Data presented at an online conference of the University of Haifa’s School of Public Health showed that since the pandemic began, Israelis – those lighting up cigarettes and those using marijuana – have shown a significant increase in smoking.
Prof. Lital Keinan-Boker, director of the Health Ministry\s National Center for Disease Control and senior researcher at the university’s School of Public Health, presented data from a survey showing that almost 30% of cigarette smokers and 35% of cannabis smokers reported that they smoked more since the new coronavirus spread in Israel and around the world..
A total of 2,580 smokers participated on two dates – the end of the first wave of the pandemic last spring and the beginning of the restrictions of the second closure in the fall.
The results of the survey show that 21.7% also reported that they refused or refused to seek medical treatment at the due to the fear of contracting the virus; 4.4% reported that they delayed going to a hospital for an urgent medical condition out of fear of corona.

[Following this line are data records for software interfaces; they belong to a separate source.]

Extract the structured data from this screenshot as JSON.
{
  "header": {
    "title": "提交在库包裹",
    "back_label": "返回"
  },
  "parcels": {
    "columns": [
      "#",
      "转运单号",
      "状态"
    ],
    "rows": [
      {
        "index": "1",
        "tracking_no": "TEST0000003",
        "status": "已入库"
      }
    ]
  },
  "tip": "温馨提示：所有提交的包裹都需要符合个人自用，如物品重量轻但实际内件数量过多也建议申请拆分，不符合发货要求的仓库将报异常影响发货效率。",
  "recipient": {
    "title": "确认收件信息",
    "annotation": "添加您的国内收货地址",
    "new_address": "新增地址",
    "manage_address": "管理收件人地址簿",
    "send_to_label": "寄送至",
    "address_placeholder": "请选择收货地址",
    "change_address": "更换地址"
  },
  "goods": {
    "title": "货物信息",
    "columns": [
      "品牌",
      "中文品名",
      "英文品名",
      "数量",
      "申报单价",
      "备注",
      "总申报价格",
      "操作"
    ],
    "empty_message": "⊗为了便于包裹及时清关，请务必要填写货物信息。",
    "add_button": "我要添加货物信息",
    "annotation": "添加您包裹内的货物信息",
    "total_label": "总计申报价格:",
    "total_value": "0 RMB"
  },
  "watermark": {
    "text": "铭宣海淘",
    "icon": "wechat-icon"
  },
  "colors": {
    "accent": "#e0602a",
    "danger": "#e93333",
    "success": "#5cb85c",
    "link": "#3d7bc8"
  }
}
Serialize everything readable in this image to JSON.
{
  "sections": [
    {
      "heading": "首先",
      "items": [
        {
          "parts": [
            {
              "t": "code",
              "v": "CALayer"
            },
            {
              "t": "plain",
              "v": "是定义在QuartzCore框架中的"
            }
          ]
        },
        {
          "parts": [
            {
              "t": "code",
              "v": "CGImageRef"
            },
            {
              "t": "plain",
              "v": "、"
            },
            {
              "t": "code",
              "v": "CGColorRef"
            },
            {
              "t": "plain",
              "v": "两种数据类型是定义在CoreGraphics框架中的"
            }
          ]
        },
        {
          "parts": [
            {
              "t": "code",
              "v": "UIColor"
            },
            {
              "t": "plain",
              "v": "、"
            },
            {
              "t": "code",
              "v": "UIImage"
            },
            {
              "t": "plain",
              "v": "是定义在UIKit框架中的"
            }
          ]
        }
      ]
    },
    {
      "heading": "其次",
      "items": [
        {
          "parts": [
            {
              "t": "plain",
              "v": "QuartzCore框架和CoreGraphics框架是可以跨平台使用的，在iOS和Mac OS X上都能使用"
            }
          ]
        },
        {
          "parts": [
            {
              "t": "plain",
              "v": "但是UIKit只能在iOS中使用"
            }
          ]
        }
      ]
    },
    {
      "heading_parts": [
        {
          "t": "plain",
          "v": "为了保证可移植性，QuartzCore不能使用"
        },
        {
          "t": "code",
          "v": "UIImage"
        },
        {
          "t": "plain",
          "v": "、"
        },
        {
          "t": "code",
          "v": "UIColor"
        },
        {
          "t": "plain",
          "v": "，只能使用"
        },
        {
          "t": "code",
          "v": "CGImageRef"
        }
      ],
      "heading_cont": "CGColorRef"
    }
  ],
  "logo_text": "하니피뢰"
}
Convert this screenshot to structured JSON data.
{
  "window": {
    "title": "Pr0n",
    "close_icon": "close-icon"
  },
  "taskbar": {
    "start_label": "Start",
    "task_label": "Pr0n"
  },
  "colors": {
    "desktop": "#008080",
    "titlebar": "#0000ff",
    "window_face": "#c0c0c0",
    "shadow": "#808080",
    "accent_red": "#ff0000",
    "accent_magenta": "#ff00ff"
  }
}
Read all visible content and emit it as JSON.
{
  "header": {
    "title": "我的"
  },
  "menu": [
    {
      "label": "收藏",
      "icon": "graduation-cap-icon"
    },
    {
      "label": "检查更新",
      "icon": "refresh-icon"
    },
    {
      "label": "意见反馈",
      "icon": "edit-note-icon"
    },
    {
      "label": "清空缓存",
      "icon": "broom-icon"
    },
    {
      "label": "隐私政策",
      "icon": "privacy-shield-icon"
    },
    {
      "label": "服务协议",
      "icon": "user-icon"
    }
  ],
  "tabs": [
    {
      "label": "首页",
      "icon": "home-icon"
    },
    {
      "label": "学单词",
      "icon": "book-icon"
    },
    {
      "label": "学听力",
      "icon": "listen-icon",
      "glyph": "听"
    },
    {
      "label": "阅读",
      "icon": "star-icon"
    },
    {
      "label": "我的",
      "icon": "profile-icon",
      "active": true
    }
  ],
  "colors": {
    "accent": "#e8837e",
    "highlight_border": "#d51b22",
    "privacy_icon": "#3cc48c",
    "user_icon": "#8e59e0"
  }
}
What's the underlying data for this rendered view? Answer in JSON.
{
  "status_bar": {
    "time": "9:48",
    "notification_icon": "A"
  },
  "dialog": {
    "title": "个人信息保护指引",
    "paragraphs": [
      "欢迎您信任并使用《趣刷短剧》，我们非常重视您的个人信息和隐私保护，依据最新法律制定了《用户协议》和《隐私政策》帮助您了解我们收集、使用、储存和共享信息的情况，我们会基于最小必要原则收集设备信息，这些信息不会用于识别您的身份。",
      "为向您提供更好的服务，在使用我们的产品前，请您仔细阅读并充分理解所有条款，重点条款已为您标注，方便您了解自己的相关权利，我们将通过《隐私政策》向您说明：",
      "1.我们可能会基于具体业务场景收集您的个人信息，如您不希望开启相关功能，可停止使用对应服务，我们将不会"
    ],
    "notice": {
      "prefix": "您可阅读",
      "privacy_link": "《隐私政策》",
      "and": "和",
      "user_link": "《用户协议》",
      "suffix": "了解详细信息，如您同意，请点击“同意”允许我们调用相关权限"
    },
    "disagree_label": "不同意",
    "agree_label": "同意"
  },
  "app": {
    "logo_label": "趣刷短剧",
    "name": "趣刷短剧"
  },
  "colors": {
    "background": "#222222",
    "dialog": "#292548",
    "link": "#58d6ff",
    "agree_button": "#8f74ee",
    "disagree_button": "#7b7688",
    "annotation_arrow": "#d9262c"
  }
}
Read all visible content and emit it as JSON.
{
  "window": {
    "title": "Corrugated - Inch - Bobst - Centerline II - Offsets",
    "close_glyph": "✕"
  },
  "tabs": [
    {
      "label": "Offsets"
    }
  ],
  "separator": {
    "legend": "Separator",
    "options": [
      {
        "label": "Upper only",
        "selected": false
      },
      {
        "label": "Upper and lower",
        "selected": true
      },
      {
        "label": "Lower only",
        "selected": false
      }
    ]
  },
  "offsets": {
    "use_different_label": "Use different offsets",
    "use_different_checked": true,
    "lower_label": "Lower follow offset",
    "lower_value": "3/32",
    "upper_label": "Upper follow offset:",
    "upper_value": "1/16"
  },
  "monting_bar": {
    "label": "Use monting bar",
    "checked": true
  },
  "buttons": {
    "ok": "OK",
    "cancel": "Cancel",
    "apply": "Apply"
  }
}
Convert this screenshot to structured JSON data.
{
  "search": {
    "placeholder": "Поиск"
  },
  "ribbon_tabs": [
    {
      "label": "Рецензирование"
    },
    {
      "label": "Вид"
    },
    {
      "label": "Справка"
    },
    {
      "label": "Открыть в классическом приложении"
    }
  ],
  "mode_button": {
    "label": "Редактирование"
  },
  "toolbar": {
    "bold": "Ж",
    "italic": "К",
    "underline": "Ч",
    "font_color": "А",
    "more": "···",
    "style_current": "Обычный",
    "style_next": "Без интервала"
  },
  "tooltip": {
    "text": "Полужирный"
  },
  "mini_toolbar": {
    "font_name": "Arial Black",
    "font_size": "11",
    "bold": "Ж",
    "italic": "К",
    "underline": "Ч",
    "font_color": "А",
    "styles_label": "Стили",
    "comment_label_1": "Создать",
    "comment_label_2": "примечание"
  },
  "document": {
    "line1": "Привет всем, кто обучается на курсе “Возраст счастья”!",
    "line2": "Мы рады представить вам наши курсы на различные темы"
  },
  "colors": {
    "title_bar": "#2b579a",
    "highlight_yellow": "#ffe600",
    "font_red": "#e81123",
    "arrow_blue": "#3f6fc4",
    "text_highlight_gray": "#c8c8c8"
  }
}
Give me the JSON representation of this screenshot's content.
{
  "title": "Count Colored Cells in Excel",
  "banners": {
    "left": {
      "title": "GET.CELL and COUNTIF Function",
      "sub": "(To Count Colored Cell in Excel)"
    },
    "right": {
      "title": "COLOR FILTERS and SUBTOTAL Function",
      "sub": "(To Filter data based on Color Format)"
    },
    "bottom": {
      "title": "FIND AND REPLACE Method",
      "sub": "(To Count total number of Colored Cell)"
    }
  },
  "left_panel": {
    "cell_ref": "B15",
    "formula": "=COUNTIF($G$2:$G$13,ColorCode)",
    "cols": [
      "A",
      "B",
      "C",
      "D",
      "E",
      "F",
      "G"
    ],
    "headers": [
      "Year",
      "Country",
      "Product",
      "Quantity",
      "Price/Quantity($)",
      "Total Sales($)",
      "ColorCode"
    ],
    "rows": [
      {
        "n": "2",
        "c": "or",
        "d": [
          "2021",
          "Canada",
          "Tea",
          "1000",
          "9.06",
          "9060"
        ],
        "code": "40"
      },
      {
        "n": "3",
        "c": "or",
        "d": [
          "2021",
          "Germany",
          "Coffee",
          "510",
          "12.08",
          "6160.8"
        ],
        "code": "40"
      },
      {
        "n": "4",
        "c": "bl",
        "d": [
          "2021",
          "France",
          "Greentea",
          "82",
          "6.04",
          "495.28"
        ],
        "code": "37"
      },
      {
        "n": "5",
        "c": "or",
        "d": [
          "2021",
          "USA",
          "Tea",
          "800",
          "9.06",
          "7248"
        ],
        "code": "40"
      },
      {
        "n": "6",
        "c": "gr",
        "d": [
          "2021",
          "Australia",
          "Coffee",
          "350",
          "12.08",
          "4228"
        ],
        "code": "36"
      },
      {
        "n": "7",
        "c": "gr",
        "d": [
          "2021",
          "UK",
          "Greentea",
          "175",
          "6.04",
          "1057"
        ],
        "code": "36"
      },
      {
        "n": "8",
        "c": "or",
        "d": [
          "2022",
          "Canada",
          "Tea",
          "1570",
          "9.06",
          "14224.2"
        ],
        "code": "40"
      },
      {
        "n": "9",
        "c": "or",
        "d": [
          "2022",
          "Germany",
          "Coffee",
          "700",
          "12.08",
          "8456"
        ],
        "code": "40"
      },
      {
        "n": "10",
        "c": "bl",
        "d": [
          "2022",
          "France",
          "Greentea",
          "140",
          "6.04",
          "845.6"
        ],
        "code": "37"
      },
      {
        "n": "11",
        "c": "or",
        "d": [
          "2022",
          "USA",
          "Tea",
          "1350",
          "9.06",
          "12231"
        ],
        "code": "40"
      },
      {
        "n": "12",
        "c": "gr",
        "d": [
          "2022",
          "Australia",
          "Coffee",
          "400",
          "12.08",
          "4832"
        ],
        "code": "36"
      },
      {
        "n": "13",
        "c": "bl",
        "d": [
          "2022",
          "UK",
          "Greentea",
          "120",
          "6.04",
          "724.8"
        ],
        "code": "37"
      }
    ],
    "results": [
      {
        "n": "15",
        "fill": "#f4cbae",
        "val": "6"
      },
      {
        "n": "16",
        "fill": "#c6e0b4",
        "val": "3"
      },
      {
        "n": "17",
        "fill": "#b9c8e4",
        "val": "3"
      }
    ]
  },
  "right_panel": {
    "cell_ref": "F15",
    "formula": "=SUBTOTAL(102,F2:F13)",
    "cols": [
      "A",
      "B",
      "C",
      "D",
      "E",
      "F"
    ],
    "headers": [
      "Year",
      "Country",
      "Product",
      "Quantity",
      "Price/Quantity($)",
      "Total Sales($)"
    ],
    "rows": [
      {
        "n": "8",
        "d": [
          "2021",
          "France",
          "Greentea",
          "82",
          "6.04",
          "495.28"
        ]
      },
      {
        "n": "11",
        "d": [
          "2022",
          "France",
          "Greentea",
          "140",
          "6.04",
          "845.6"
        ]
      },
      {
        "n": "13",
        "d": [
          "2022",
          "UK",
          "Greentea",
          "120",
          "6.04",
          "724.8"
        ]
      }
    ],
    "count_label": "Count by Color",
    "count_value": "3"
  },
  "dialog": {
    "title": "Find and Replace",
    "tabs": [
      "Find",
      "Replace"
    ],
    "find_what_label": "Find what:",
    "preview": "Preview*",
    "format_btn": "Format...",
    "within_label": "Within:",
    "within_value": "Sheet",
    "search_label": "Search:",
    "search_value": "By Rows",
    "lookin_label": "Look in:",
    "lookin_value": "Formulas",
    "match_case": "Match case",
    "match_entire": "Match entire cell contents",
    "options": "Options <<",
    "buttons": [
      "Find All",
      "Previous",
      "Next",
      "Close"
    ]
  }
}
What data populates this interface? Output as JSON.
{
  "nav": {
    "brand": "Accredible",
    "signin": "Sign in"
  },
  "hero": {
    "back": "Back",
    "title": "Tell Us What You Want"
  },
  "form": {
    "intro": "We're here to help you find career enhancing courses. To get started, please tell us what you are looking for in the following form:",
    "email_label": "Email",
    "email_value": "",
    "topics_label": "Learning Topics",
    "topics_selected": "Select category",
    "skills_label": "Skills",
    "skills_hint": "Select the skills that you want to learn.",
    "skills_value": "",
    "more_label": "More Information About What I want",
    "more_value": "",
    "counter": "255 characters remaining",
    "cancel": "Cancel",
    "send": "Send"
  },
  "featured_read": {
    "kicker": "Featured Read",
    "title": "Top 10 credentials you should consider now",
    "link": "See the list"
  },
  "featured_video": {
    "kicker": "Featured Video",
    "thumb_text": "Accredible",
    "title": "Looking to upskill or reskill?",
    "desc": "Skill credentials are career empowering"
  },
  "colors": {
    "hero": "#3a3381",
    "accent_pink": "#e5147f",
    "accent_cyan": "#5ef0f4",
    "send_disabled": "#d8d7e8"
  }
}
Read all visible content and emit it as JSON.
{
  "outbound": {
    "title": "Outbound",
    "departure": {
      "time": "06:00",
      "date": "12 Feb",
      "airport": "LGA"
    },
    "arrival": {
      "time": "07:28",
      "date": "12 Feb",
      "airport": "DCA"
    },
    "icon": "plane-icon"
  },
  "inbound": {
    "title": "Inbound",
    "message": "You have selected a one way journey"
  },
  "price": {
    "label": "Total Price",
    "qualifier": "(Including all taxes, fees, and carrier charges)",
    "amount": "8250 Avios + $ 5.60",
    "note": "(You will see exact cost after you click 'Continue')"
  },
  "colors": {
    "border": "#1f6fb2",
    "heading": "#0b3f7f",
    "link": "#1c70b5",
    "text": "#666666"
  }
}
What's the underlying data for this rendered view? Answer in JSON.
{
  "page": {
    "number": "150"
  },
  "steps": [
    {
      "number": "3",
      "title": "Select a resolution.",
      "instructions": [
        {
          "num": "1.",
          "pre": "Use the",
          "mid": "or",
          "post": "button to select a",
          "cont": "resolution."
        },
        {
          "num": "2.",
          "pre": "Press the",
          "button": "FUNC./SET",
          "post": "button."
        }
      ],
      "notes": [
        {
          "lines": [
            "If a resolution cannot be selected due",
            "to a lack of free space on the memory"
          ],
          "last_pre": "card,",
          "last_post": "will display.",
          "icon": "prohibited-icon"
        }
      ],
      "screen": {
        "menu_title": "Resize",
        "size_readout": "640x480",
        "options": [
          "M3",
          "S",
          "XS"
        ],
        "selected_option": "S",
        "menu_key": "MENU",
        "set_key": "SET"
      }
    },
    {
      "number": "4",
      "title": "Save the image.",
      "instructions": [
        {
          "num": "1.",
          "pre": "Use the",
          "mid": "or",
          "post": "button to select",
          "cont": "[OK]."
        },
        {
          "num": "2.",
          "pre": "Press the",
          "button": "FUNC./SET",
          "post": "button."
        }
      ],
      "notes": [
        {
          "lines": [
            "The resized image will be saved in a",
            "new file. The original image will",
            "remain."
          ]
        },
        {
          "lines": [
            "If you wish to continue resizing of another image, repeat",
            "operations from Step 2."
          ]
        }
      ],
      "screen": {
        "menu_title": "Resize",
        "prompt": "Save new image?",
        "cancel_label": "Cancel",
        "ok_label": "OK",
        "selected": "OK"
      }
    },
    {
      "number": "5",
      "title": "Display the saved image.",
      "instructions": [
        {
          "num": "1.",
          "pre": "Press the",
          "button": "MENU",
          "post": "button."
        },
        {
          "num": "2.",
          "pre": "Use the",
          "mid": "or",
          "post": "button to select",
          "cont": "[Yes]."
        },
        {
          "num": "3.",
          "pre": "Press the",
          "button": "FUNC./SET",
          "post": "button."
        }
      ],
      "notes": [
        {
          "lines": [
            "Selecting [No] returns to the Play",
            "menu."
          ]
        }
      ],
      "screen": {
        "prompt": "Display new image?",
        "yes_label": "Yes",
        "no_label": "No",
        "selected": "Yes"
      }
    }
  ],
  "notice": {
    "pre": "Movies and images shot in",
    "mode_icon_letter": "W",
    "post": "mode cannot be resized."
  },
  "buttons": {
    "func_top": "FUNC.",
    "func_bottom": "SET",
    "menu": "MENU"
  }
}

Regarding the level of general anxiety of the public it was found that during the second closure period, 12.8 percent reported a state of general anxiety last fall compared to 7.7% who reported anxiety at the end of the first closure and removal of restrictions. It was also found that 21.1% reported a decrease in sleep quality. Nearly 30 percent reported that they had gained weight since the onset of the pandemic.
Dr. Sharon Schnitman reported the increase in cannabis smoking, even though it is still illegal for general use and approved only for medical reasons among those Israelis who have Health Ministry permission to use it. The survey did not include people who use smokeless tobacco – both vaping and heated tobacco products that tobacco companies are pushing as a “replacement” for tobacco smokers.
But researchers at the University of York are calling for more stringent regulatory measures to reduce the health burden of smokeless tobacco, a product often found in UK stores without the proper health warnings and as a result of illicit trading.
Smokeless tobacco is particularly popular in Asia and Africa and includes chewing tobacco as well as various types of nasal tobacco. They contain high levels of nicotine as well as cancer producing toxic chemicals, making head and neck cancers common in those who consume smokeless tobacco products.
In a study of 25 wards across five boroughs, researchers looked at the types of products sold in local shops and assessed their compliance with UK regulations. They found that small amounts of smokeless tobacco are smuggled into the UK through domestic luggage, and larger amounts came through land and sea routes via Europe, whilst others are produced locally through small scale setups. In 52% of the local shops surveyed, products were sold under different brand names, none of which are legally permitted for sale in the UK.
Faraz Siddiqui, research fellow at the University of York’s department of health sciences, said: “Many people of South Asian origin use smokeless tobacco products, and it is particularly popular among women. Continued use of these products is known to lead to several oral and general health conditions, including cancers. It is imperative that smokeless tobacco products, which are directly implicated in head and neck cancers, are regulated in the same way that cigarette smoking is. And yet despite 181 countries agreeing to a common approach to controlling the demand and supply, there is still a serious lack of regulations in place.”